Our results are distinctive for 2 independent reasons. First, different parathyroid HLA class I mRNA and protein expression changes were evaluated for the first time in the literature. The determination of HLA class I, particularly HLA-A, stability will require examination during donor tissue evaluation pretransplant. Second, our comparison of parathyroid adenoma and hyperplasia tissue may explain the characteristics of tissue differentiation via HLAs as preliminary data. This study presents unique and valuable results and an update for immunologic characteristics of parathyroid tissue.
HLA class I expression patterns were different at every stage between different tissues. Further studies are needed to assess the outcomes shown with parathyroid adenoma tissue patterns and should be compared with malignant parathyroid tissue. Parathyroid hyperplasia tissue should be evaluated in detail with regard to expression patterns of HLA class I and II for allorecognition before transplant.
DOI : 10.6002/ect.2018.0388
From the 1Experimental Research Center, the 2Institute of Life Sciences and
Biotechnology, the 3Faculty of Medicine, Department of General Surgery, and the
4Faculty of Pharmacy, Department of Pharmaceutical Toxicology, Bezmialem Vakif
University, Istanbul, Turkey
Acknowledgements: The authors highly appreciate the efforts of Monica Ann Ozkan, MSN, RN, and CPAN in editing this article. We thank the head of Microbiology Research Laboratory Prof. M. Ziya Doymaz for equipment support. This work was funded by Bezmialem Vakif University Scientific Research Projects Unit (project number: 3.2016/7). The authors have no conflicts of interest to declare.

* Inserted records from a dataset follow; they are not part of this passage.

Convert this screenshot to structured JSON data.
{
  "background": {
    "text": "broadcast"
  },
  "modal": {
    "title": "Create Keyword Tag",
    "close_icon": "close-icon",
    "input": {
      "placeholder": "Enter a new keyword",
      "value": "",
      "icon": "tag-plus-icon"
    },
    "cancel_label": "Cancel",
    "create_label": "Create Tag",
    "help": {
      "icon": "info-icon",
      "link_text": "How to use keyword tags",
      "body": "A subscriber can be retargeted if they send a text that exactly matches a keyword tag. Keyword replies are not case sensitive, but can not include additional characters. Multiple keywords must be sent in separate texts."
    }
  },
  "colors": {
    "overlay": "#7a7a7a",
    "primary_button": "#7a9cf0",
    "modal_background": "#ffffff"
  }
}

*B. Goncu and E. Yucesan contributed equally to this work.
Corresponding author: Beyza Goncu, Adnan Menderes Bulvari, Vatan Caddesi, 34093, Fatih, Istanbul, Turkey
Phone: +90 212 523 22 88/1465
E-mail: email@example.com or firstname.lastname@example.org
Figure 1. Cell Viability Profile of Nucleated Cells of Parathyroid Tissue
Figure 2. Measurement of Parathyroid Hormone Levels in Parathyroid Tissue
Figure 3. Immunoblot Images and Resulting Analyses
Figure 4. mRNA Expression Levels of Parathyroid Tissue During Cultivation
Figure 5. Parathyroid Adenoma Tissue mRNA Expression Levels in Each Tissue During Cultivation for HLA-A, HLA-B, and HLA-C
Figure 6. Parathyroid Hyperplasia Tissue mRNA Expression Levels in Each Tissue During Cultivation for HLA-A, HLA-B, and HLA-C